So...if electrons and photons are both particles and they pass the two slits, why do they create an interference pattern as if they were waves? Now from what I've read, it's because of the superposition of an electron and since an electron is in every possible state until observed, it is going through both slits and interferes with itself and that's why, if not observed, the double slit experiment will show that interference pattern.

Now my question is: how can that electron propagate as a wave if it interferes with itself? Shouldn't the outcome of the experiment be the same with or without an observer? I mean...that's just so very extremely counter-intuitive that I can't grasp it...an observation changing the outcome. Why does the observation of the slits change the outcome and not the observation of the screen? Why do we get wave interference even with one slit?

Please correct me if I'm mistaken about how this double slit experiment works cause I've also seen interpretations about the wave nature of electrons and photons and it just made things more complicated for me.


It has nothing to do with an observer.
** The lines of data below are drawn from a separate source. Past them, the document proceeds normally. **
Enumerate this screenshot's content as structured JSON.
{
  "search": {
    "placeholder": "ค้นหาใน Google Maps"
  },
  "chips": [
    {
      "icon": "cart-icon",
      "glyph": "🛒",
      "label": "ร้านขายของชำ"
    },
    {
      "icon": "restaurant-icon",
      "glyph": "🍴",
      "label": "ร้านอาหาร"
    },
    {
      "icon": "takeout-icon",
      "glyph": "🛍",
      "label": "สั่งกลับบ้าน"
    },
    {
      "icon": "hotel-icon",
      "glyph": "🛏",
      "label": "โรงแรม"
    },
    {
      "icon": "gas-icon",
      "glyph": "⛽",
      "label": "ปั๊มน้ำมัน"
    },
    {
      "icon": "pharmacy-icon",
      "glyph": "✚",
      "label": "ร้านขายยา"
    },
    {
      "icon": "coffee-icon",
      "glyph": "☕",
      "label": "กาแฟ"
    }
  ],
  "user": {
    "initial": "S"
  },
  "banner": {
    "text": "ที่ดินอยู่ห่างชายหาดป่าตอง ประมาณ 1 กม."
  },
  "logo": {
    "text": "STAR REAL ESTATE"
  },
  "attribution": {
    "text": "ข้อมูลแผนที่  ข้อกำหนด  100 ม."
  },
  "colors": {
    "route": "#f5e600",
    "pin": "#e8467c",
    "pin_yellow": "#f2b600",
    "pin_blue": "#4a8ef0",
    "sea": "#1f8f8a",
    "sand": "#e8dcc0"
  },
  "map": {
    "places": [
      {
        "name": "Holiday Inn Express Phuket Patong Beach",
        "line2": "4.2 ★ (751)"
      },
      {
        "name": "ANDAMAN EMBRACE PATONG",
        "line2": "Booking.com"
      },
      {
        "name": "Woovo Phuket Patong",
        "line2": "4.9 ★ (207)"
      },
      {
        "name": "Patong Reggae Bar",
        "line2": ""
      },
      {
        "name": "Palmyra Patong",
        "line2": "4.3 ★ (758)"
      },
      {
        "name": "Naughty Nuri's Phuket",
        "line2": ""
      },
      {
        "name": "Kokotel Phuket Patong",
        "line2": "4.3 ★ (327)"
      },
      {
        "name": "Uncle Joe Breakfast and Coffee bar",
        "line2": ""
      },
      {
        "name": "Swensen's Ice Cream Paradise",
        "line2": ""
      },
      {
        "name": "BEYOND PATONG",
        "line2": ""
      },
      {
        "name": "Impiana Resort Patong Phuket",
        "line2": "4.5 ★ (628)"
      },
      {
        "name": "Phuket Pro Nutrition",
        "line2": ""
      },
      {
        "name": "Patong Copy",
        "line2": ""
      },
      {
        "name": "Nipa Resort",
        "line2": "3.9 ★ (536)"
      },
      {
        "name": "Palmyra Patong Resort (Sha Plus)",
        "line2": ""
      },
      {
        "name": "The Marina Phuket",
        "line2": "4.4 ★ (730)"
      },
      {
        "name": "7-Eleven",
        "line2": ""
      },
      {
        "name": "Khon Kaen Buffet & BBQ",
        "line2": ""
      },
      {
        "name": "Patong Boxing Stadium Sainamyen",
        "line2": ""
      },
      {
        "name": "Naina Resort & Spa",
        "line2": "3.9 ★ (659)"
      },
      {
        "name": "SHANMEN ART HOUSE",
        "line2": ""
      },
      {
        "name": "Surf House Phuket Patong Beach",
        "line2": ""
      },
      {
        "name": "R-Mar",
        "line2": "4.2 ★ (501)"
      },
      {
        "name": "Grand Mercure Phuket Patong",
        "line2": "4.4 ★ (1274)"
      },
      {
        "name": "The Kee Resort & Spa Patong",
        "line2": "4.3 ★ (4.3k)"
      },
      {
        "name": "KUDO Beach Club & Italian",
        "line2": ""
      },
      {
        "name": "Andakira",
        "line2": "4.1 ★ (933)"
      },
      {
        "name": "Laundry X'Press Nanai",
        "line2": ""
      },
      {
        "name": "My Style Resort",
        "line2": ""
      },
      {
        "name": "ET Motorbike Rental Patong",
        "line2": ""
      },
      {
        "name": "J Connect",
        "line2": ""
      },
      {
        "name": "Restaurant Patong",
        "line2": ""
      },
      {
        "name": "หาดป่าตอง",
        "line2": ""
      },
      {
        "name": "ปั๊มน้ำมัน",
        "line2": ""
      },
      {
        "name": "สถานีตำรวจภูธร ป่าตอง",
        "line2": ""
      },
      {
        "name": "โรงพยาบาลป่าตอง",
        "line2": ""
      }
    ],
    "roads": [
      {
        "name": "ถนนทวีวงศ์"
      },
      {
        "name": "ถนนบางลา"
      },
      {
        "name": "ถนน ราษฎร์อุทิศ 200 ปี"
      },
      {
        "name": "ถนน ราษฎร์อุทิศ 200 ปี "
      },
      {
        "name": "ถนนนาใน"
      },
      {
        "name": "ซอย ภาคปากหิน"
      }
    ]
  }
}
The pattern is disturbed because you interfere or block the photons that make up the pattern. If you place anything (like a detector) between the slits and the detection screen you will disturb the photon distribution and the pattern.


Interference patterns of electrons or photons are due to their wave nature. It is easy to see the duality nature of fundamental particles compared to the everyday objects (where it is thought practically they have only particle nature.)

As you might guess any waves can interfere. I am attaching this nice video (intended for kids but I find it informative even for adults like myself).

Dual Nature of Fundamental Particles

Young's Double Slit Experiment in Quantum Field Theory

And finally what you really want to know is already in our website:

What is the wavefunction of the Young Double Slit experiment?

  • $\begingroup$ I've seen this video, and it's nice, but it doesn't talk about the probability distribution which I guess is a key factor in explaining the patterns? $\endgroup$ – griffinwish Mar 17 '16 at 23:54
  • $\begingroup$ The links provided by ACuriousMind are wonderful resources in regards to your concerns too if you want to be more mathematically involved. $\endgroup$ – Benjamin Mar 17 '16 at 23:57
  • $\begingroup$ You want to see the very last link. $\endgroup$ – Benjamin Mar 18 '16 at 0:04

Not the answer you're looking for? Browse other questions tagged or ask your own question.